## [EXERCISE PROMPT]
Going through the entries below, find how many lines hold "света", then give that number alone.

## [ENTRIES PROVIDED]
....

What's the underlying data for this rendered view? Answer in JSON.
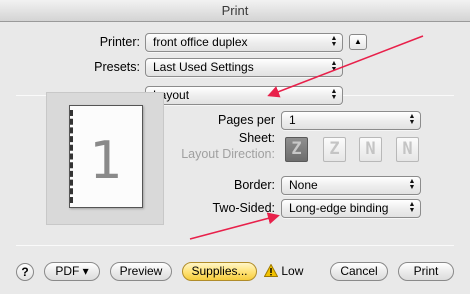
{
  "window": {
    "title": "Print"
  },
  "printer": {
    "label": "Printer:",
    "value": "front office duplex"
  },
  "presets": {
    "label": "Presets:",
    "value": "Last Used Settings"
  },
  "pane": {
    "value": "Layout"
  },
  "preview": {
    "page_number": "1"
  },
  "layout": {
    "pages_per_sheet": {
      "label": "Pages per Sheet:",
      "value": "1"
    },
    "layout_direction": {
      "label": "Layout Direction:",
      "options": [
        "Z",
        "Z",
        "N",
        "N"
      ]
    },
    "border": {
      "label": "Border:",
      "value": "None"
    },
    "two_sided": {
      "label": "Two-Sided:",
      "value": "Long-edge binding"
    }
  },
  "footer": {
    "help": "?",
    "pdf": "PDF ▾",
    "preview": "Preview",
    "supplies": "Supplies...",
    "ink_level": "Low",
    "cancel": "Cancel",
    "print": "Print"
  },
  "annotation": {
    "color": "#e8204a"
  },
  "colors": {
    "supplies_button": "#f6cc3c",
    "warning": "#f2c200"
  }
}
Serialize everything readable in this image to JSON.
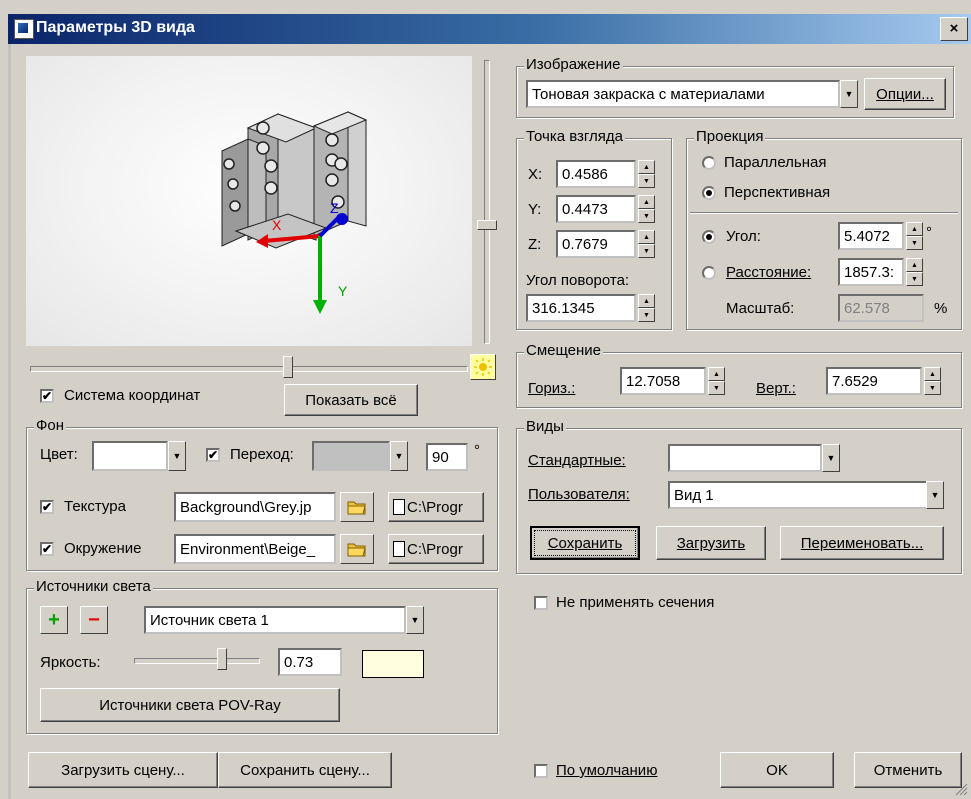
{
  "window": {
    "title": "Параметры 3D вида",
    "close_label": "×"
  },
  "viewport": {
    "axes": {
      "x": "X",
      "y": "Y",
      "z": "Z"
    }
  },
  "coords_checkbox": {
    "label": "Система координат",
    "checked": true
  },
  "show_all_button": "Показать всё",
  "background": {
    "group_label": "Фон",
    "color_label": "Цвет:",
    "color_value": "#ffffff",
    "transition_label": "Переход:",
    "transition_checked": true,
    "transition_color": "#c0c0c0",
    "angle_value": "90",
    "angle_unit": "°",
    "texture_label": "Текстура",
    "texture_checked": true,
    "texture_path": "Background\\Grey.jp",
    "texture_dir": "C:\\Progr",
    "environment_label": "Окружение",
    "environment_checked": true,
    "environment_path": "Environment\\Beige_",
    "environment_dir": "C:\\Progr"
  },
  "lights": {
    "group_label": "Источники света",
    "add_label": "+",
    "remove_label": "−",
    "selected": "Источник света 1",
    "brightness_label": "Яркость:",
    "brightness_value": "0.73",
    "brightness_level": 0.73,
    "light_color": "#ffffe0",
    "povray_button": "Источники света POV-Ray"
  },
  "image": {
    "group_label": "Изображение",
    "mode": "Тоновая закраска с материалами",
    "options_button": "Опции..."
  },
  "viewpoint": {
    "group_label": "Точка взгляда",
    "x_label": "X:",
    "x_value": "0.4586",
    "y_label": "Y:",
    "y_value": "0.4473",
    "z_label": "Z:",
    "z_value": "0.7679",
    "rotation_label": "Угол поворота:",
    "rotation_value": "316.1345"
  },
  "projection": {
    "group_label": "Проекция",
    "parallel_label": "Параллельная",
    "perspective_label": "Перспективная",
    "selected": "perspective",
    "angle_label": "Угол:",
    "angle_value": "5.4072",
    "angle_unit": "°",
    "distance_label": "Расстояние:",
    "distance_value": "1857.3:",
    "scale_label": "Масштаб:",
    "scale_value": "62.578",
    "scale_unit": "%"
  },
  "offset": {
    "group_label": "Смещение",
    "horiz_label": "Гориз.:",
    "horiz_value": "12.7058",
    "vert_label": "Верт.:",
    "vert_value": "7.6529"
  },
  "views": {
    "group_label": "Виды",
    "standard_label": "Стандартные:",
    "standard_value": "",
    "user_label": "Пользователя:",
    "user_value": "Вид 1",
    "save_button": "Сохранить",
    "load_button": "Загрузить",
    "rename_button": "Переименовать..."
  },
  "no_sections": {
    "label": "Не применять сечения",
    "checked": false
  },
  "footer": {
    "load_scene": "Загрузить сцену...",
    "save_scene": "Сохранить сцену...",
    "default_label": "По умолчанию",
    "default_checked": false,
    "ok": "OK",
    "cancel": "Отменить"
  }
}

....

## [YOUR RESPONSE]
3